As an ED becomes busier, the attentions of the health care professionals become, by definition, more divided. When the provider responsible for signing out a patient is carrying a heavy workload, this workload inevitably can lead to faulty transitions. Not surprisingly, the likelihood of omission of information is higher when the handoff is rushed.
Likewise, an ED physician caring for a great number of patients may be operating based on, and reporting, information that is not current at the time of handoff.8 Another less concrete area in which handoff problems originate is physician bias. Some doctors see their specialty as superior to others, or they are dismissive of another doctor's opinions or recommendations. Bias can create holes in the handoff, as the receiving physician practices selective listening. For example, an internist might not trust the ED staff's ability or judgment.
Similarly, there can be a dogmatic divide of responsibilities. Some internists expect that emergency physicians will produce definitive diagnoses and provide complete treatment, while some emergency physicians think that their role is to stabilize and dispose of the patient.9
Finally, technology can complicate matters related to the handoff. Medical record format is often the partial culprit in improper information exchanges. As hospitals move toward electronic records, part of the record is often electronic and part is still paper. When a receiving physician sees only one or the other, he can make treatment decisions based on an incomplete picture. Furthermore, reliance on electronic records tends to reduce the "cognitive load" of physicians, making quick recall more difficult.10
At first glance, the requirements of EMTALA appear to end once a patient has been admitted to the ED and stabilized.11 If, however, the patient cannot be "stabilized" in the ED, EMTALA might require admission. In a 2009 federal decision, the Sixth Circuit Court of Appeals ruled that there is a continuing obligation for a hospital to treat a patient after admission, for however long until "no material deterioration of the condition is likely" upon the patient's release.12 Depending on a patient's condition, EMTALA might require an ED physician to not only treat a patient, but to effect a handoff to an admitting physician.
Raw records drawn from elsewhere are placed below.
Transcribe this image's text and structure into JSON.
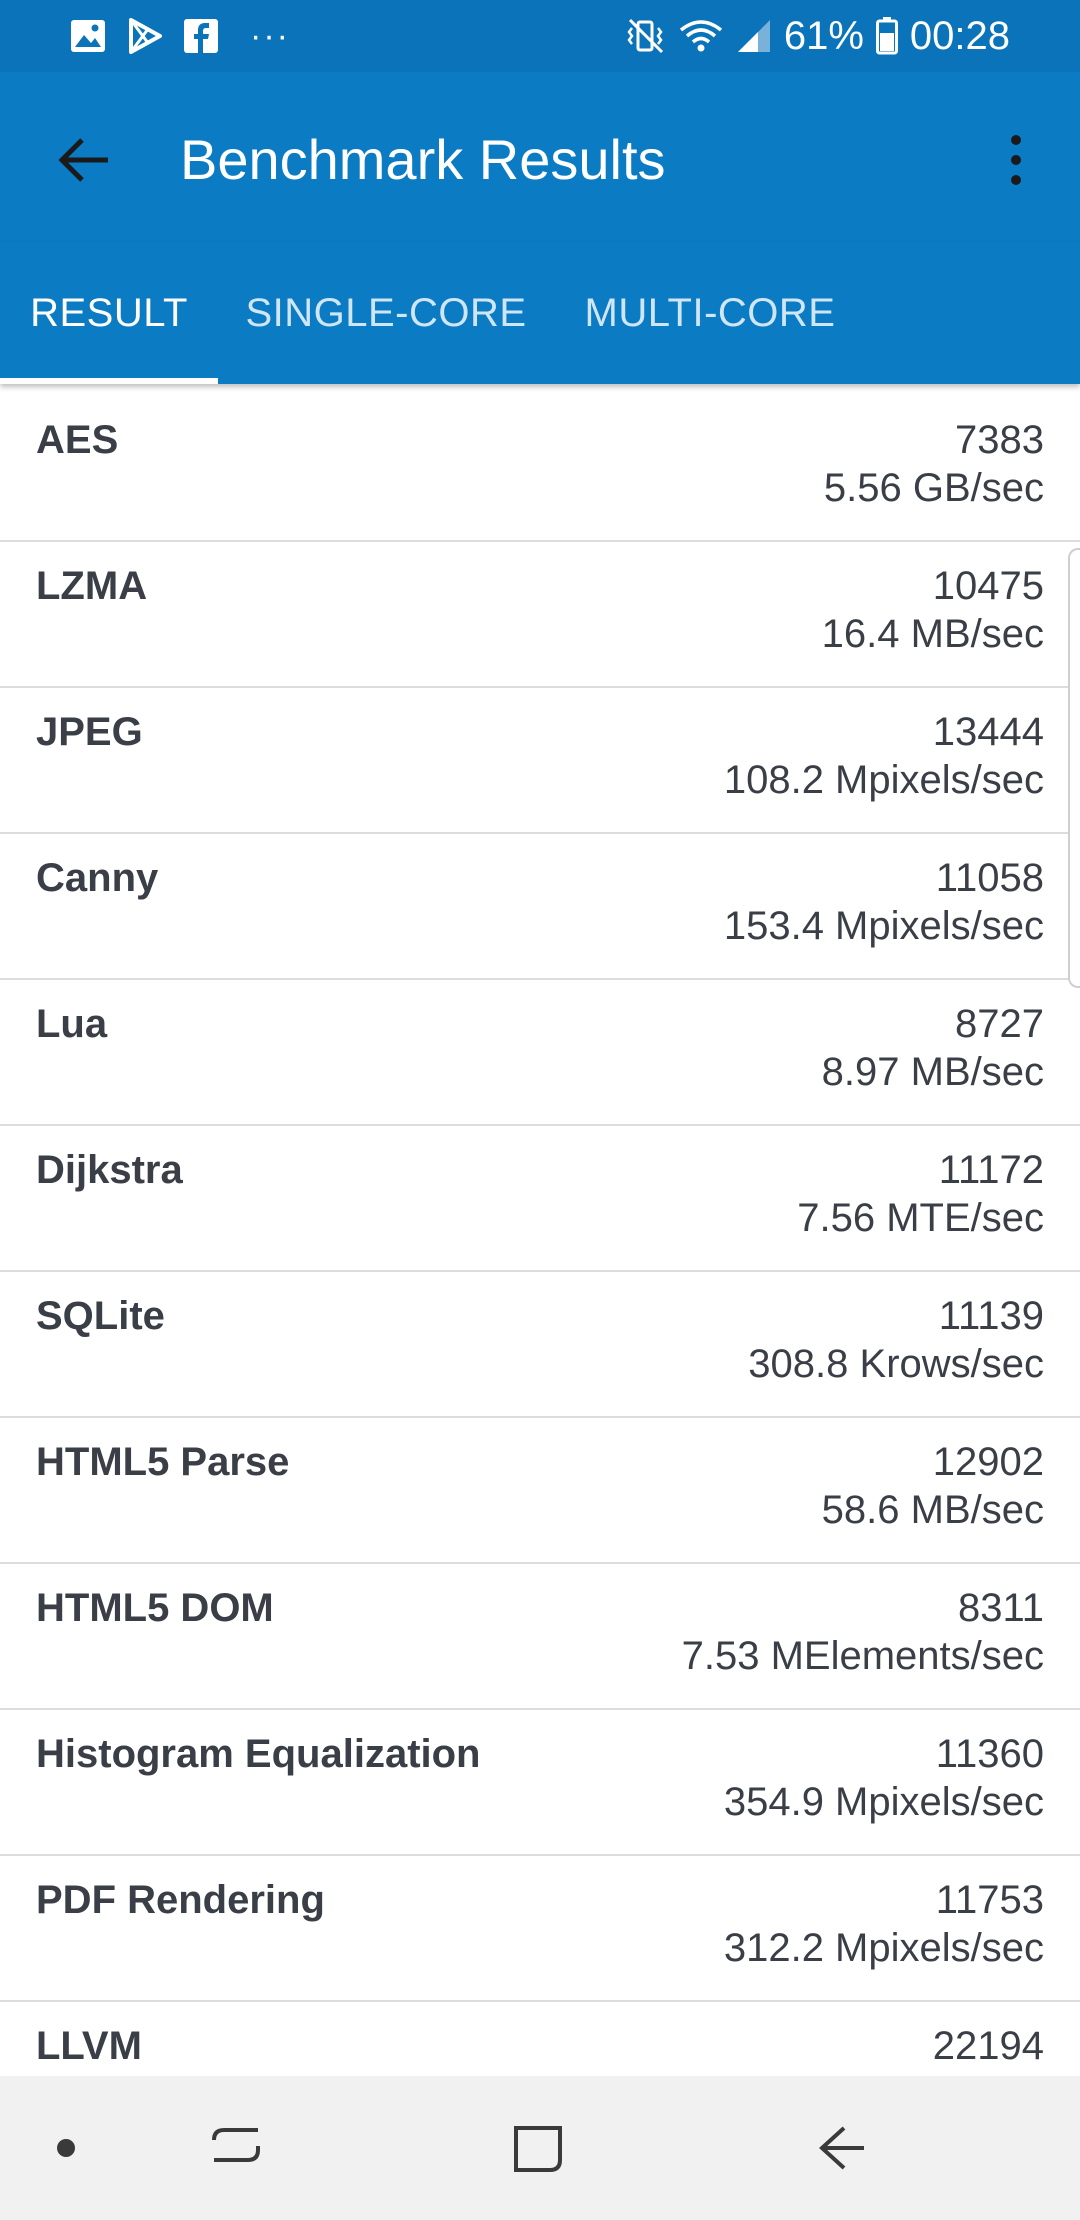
{
  "status_bar": {
    "notification_icons": [
      "image-icon",
      "play-store-icon",
      "facebook-icon",
      "more-dots-icon"
    ],
    "more_dots": "···",
    "battery": "61%",
    "time": "00:28",
    "system_icons": [
      "mute-vibrate-icon",
      "wifi-icon",
      "signal-icon",
      "battery-icon"
    ]
  },
  "app_bar": {
    "title": "Benchmark Results",
    "background_color": "#0b7bc3"
  },
  "tabs": [
    {
      "label": "RESULT",
      "active": true
    },
    {
      "label": "SINGLE-CORE",
      "active": false
    },
    {
      "label": "MULTI-CORE",
      "active": false
    }
  ],
  "results": [
    {
      "name": "AES",
      "score": "7383",
      "rate": "5.56 GB/sec"
    },
    {
      "name": "LZMA",
      "score": "10475",
      "rate": "16.4 MB/sec"
    },
    {
      "name": "JPEG",
      "score": "13444",
      "rate": "108.2 Mpixels/sec"
    },
    {
      "name": "Canny",
      "score": "11058",
      "rate": "153.4 Mpixels/sec"
    },
    {
      "name": "Lua",
      "score": "8727",
      "rate": "8.97 MB/sec"
    },
    {
      "name": "Dijkstra",
      "score": "11172",
      "rate": "7.56 MTE/sec"
    },
    {
      "name": "SQLite",
      "score": "11139",
      "rate": "308.8 Krows/sec"
    },
    {
      "name": "HTML5 Parse",
      "score": "12902",
      "rate": "58.6 MB/sec"
    },
    {
      "name": "HTML5 DOM",
      "score": "8311",
      "rate": "7.53 MElements/sec"
    },
    {
      "name": "Histogram Equalization",
      "score": "11360",
      "rate": "354.9 Mpixels/sec"
    },
    {
      "name": "PDF Rendering",
      "score": "11753",
      "rate": "312.2 Mpixels/sec"
    },
    {
      "name": "LLVM",
      "score": "22194",
      "rate": ""
    }
  ],
  "nav_bar": {
    "buttons": [
      "dot-icon",
      "recents-icon",
      "home-icon",
      "back-icon"
    ]
  }
}
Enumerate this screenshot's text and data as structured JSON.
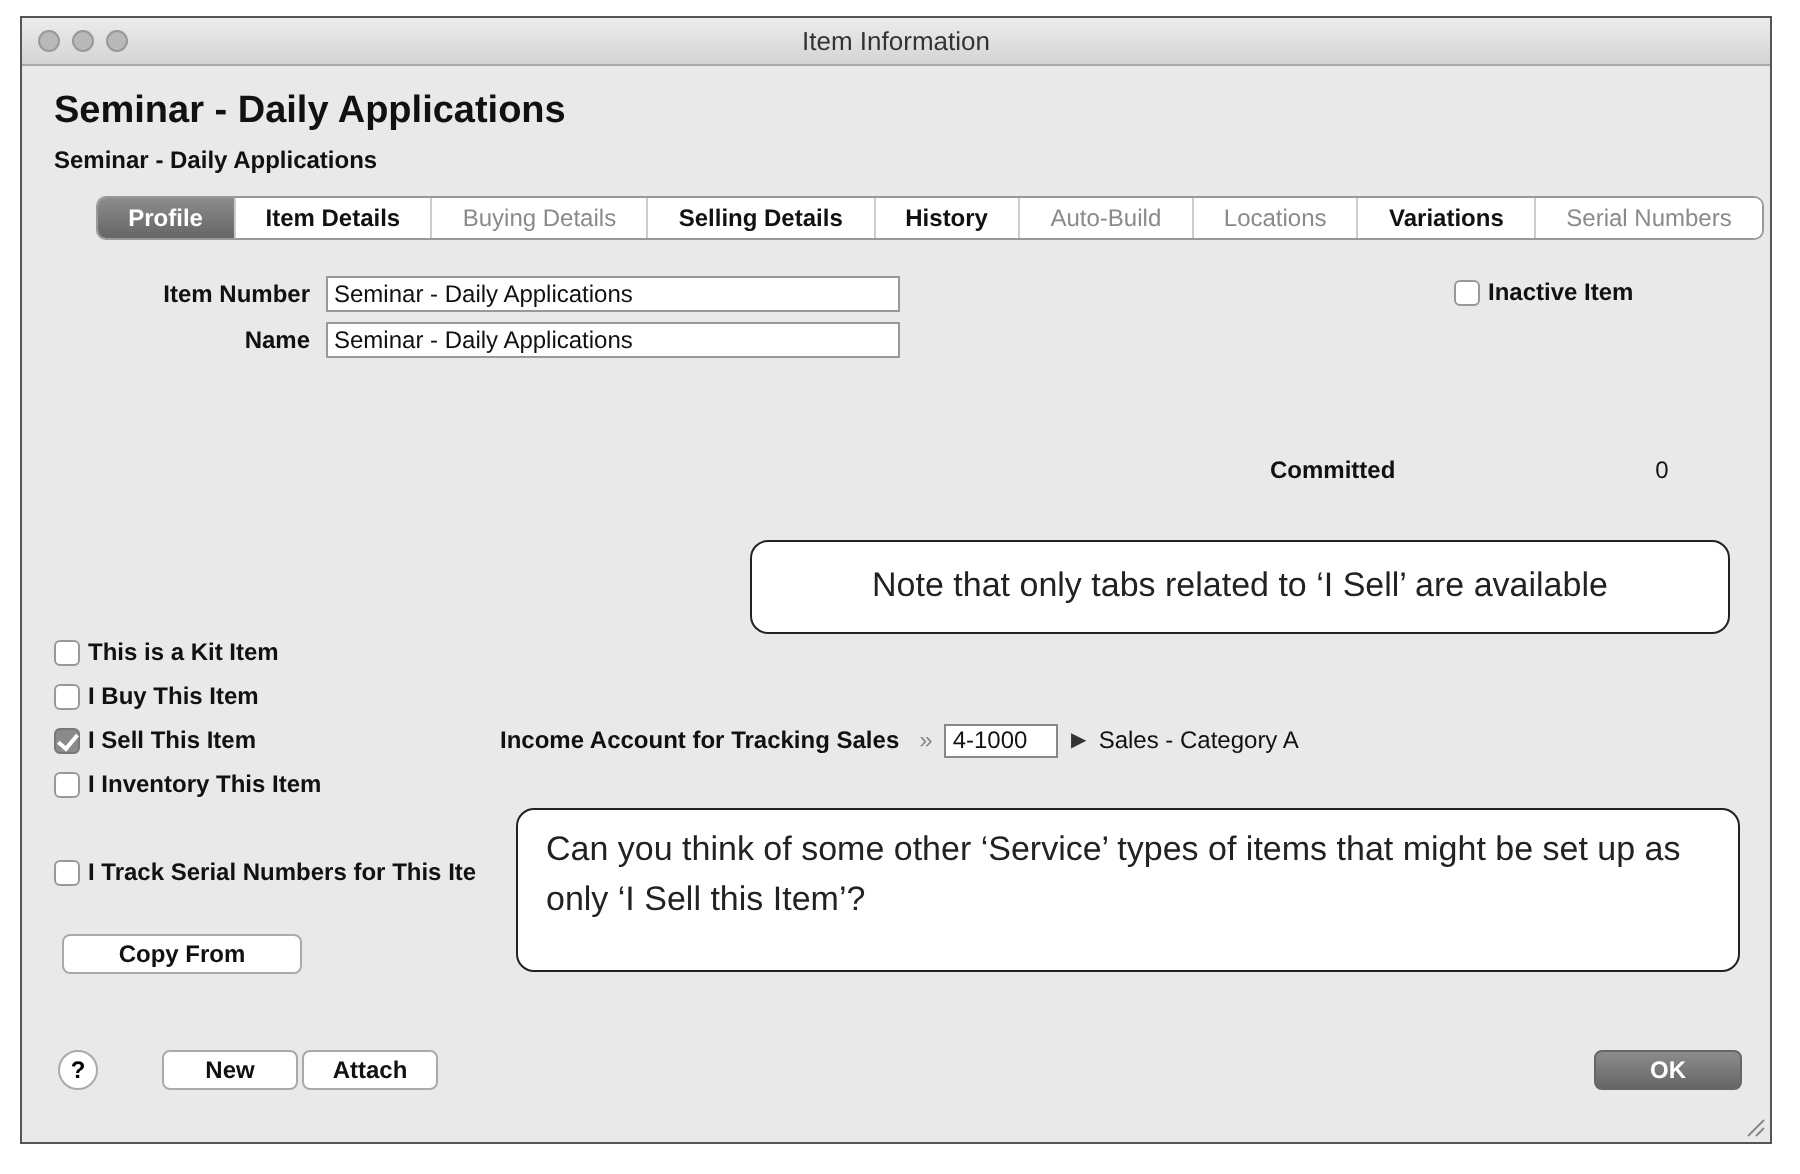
{
  "window": {
    "title": "Item Information"
  },
  "header": {
    "title": "Seminar - Daily Applications",
    "subtitle": "Seminar - Daily Applications"
  },
  "tabs": [
    {
      "label": "Profile",
      "selected": true,
      "disabled": false
    },
    {
      "label": "Item Details",
      "selected": false,
      "disabled": false
    },
    {
      "label": "Buying Details",
      "selected": false,
      "disabled": true
    },
    {
      "label": "Selling Details",
      "selected": false,
      "disabled": false
    },
    {
      "label": "History",
      "selected": false,
      "disabled": false
    },
    {
      "label": "Auto-Build",
      "selected": false,
      "disabled": true
    },
    {
      "label": "Locations",
      "selected": false,
      "disabled": true
    },
    {
      "label": "Variations",
      "selected": false,
      "disabled": false
    },
    {
      "label": "Serial Numbers",
      "selected": false,
      "disabled": true
    }
  ],
  "fields": [
    {
      "label": "Item Number",
      "value": "Seminar - Daily Applications"
    },
    {
      "label": "Name",
      "value": "Seminar - Daily Applications"
    }
  ],
  "inactive": {
    "label": "Inactive Item",
    "checked": false
  },
  "committed": {
    "label": "Committed",
    "value": "0"
  },
  "options": [
    {
      "label": "This is a Kit Item",
      "checked": false
    },
    {
      "label": "I Buy This Item",
      "checked": false
    },
    {
      "label": "I Sell This Item",
      "checked": true
    },
    {
      "label": "I Inventory This Item",
      "checked": false
    }
  ],
  "income_account": {
    "label": "Income Account for Tracking Sales",
    "arrow": "»",
    "account": "4-1000",
    "link": "▶",
    "name": "Sales - Category A"
  },
  "serial_option": {
    "label": "I Track Serial Numbers for This Ite",
    "checked": false
  },
  "buttons": {
    "copy": "Copy From",
    "help": "?",
    "new": "New",
    "attach": "Attach",
    "ok": "OK"
  },
  "callouts": [
    "Note that only tabs related to ‘I Sell’ are available",
    "Can you think of some other ‘Service’ types of items that might be set up as only ‘I Sell this Item’?"
  ]
}
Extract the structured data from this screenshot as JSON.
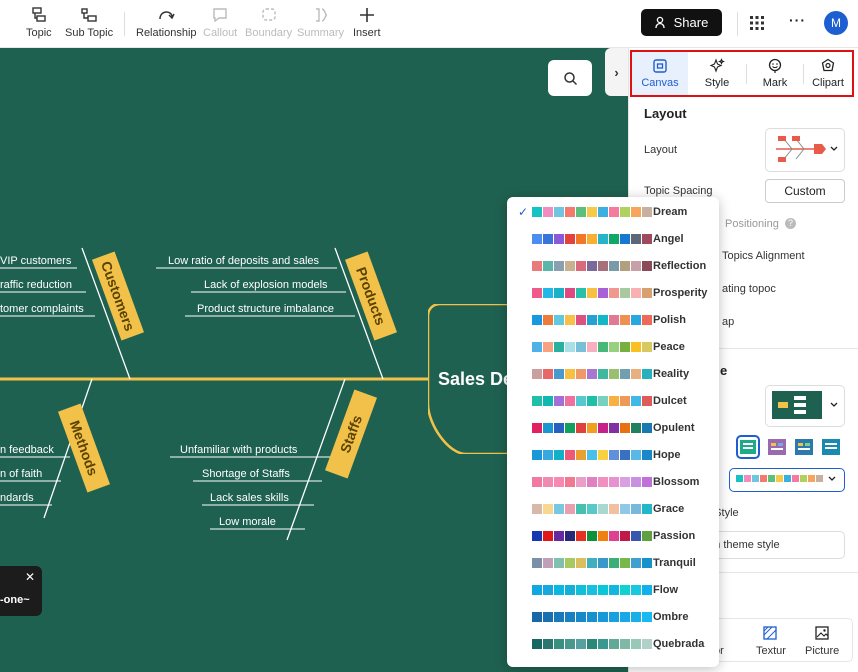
{
  "toolbar": {
    "topic": "Topic",
    "sub_topic": "Sub Topic",
    "relationship": "Relationship",
    "callout": "Callout",
    "boundary": "Boundary",
    "summary": "Summary",
    "insert": "Insert",
    "share": "Share",
    "avatar": "M"
  },
  "diagram": {
    "head": "Sales De",
    "categories": {
      "customers": "Customers",
      "products": "Products",
      "methods": "Methods",
      "staffs": "Staffs"
    },
    "customers_items": [
      "VIP customers",
      "raffic reduction",
      "tomer complaints"
    ],
    "products_items": [
      "Low ratio of deposits and sales",
      "Lack of explosion models",
      "Product structure imbalance"
    ],
    "methods_items": [
      "n feedback",
      "n of faith",
      "ndards"
    ],
    "staffs_items": [
      "Unfamiliar with products",
      "Shortage of Staffs",
      "Lack sales skills",
      "Low morale"
    ],
    "colors": {
      "canvas": "#1f6150",
      "category": "#f2c14a",
      "spine": "#f2c14a"
    }
  },
  "toast": {
    "text": "-one~"
  },
  "panel": {
    "tabs": [
      {
        "label": "Canvas",
        "icon": "canvas-icon",
        "active": true
      },
      {
        "label": "Style",
        "icon": "style-icon",
        "active": false
      },
      {
        "label": "Mark",
        "icon": "mark-icon",
        "active": false
      },
      {
        "label": "Clipart",
        "icon": "clipart-icon",
        "active": false
      }
    ],
    "layout_title": "Layout",
    "layout_label": "Layout",
    "topic_spacing_label": "Topic Spacing",
    "custom_button": "Custom",
    "positioning_label": "Positioning",
    "topics_alignment_label": "Topics Alignment",
    "floating_label": "ating topoc",
    "overlap_label": "ap",
    "theme_title_partial": "e",
    "rainbow_style_label": "n Style",
    "custom_theme_label": "om theme style",
    "background_tabs": [
      {
        "label": "or",
        "icon": "color-icon"
      },
      {
        "label": "Textur",
        "icon": "texture-icon"
      },
      {
        "label": "Picture",
        "icon": "picture-icon"
      }
    ]
  },
  "color_schemes": [
    {
      "name": "Dream",
      "selected": true,
      "colors": [
        "#15c3c2",
        "#f08cc0",
        "#6ec6e0",
        "#f47a6c",
        "#5bc07c",
        "#f7c948",
        "#3ab0e2",
        "#f47aa0",
        "#b0d060",
        "#f7a55c",
        "#c8b0a0"
      ]
    },
    {
      "name": "Angel",
      "selected": false,
      "colors": [
        "#4a8ef0",
        "#3a74d8",
        "#8a5ad8",
        "#e0443c",
        "#f07828",
        "#f8b030",
        "#28b4c8",
        "#10a868",
        "#1878d0",
        "#5c6878",
        "#a04860"
      ]
    },
    {
      "name": "Reflection",
      "selected": false,
      "colors": [
        "#e87a7a",
        "#5ab6a8",
        "#8aa0b0",
        "#c8b090",
        "#d86a7a",
        "#7a6a9a",
        "#a8707a",
        "#7a9aa8",
        "#b0a080",
        "#c8a0a8",
        "#8a4a5a"
      ]
    },
    {
      "name": "Prosperity",
      "selected": false,
      "colors": [
        "#f05a8a",
        "#20b8e8",
        "#1ab0c8",
        "#e04880",
        "#28c0a8",
        "#f8c040",
        "#a860d8",
        "#f09890",
        "#a8c8a0",
        "#f8b0b0",
        "#d8a070"
      ]
    },
    {
      "name": "Polish",
      "selected": false,
      "colors": [
        "#1898e0",
        "#f07a3a",
        "#60c8e0",
        "#f8c048",
        "#e05080",
        "#28a0d0",
        "#10b8c8",
        "#e07898",
        "#f09050",
        "#28a8e0",
        "#f06858"
      ]
    },
    {
      "name": "Peace",
      "selected": false,
      "colors": [
        "#50b0e8",
        "#f8a080",
        "#28b0a0",
        "#a8e0e8",
        "#78c0d8",
        "#f8b0c0",
        "#48b878",
        "#98d080",
        "#78b040",
        "#f8c020",
        "#d8c860"
      ]
    },
    {
      "name": "Reality",
      "selected": false,
      "colors": [
        "#c8a0a0",
        "#e86868",
        "#4a98d0",
        "#f8c040",
        "#f09868",
        "#a878d0",
        "#40b8a0",
        "#98c070",
        "#70a0b0",
        "#e8b080",
        "#28b0c0"
      ]
    },
    {
      "name": "Dulcet",
      "selected": false,
      "colors": [
        "#20c0a8",
        "#10b8b0",
        "#a070d8",
        "#f070a0",
        "#58c8d0",
        "#20c0a8",
        "#78d0c0",
        "#f8b040",
        "#f09858",
        "#40b8e8",
        "#e05a5a"
      ]
    },
    {
      "name": "Opulent",
      "selected": false,
      "colors": [
        "#e02060",
        "#1898d0",
        "#2860c0",
        "#10a060",
        "#e04040",
        "#f0a020",
        "#c8208a",
        "#8030a0",
        "#e87010",
        "#208060",
        "#1878b0"
      ]
    },
    {
      "name": "Hope",
      "selected": false,
      "colors": [
        "#1898d8",
        "#38a8e0",
        "#10b0c8",
        "#f05878",
        "#e8a030",
        "#48c0e8",
        "#f8d040",
        "#6090d8",
        "#3a70c0",
        "#58b8e8",
        "#1a88c8"
      ]
    },
    {
      "name": "Blossom",
      "selected": false,
      "colors": [
        "#f07aa0",
        "#f08ab0",
        "#f888b0",
        "#f07890",
        "#e8a0c8",
        "#e080c0",
        "#f090c0",
        "#e890d0",
        "#d8a0e0",
        "#c890e0",
        "#c070d8"
      ]
    },
    {
      "name": "Grace",
      "selected": false,
      "colors": [
        "#d8b8a8",
        "#f8d890",
        "#78c8e0",
        "#e8a0b0",
        "#48c0b0",
        "#58c8c8",
        "#a8d8d0",
        "#f0c0a0",
        "#90c8e8",
        "#78b8d8",
        "#20b8c8"
      ]
    },
    {
      "name": "Passion",
      "selected": false,
      "colors": [
        "#1838b0",
        "#e01818",
        "#6828a0",
        "#282878",
        "#e83020",
        "#10903a",
        "#f08010",
        "#e04090",
        "#c01848",
        "#3858b0",
        "#60a040"
      ]
    },
    {
      "name": "Tranquil",
      "selected": false,
      "colors": [
        "#7a90a8",
        "#c0a0b8",
        "#80c0b0",
        "#a8c860",
        "#d8c060",
        "#40b0c0",
        "#3898c8",
        "#38b078",
        "#78b848",
        "#40a0d0",
        "#1890c8"
      ]
    },
    {
      "name": "Flow",
      "selected": false,
      "colors": [
        "#10a8e0",
        "#18a8e0",
        "#08b8e0",
        "#10b0d8",
        "#10c0d8",
        "#18c0e0",
        "#08c8d8",
        "#10b8e0",
        "#10d0d0",
        "#18c8e0",
        "#10b0e8"
      ]
    },
    {
      "name": "Ombre",
      "selected": false,
      "colors": [
        "#1868a8",
        "#1870b0",
        "#1878b8",
        "#1880c0",
        "#1888c8",
        "#1890d0",
        "#1898d8",
        "#18a0e0",
        "#18a8e8",
        "#18b0e8",
        "#18b8f0"
      ]
    },
    {
      "name": "Quebrada",
      "selected": false,
      "colors": [
        "#186860",
        "#287870",
        "#389080",
        "#489890",
        "#58a0a0",
        "#2a8878",
        "#3a9890",
        "#60a898",
        "#80b8a8",
        "#98c8b8",
        "#b0d0c8"
      ]
    }
  ]
}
However, it is the position of the Centers for Medicare and Medicaid Studies that a "boarded" patient is outside of the scope of EMTALA.13
State laws require physicians to comply with the standard of care, which is generally defined as what a reasonably prudent physician would do in like or similar circumstances. Poor handoffs are specifically implicated in 24% of malpractice claims involving the ED.14
Communicating a clear division of responsibility, as well as other information, as part of patient handoff can prevent tragedy and costly malpractice litigation. ED physicians should communicate all vital information, but also clearly delineate responsibility and plan for information exchange after the moment of transfer. These simple steps can prevent adverse consequences and improve patient care.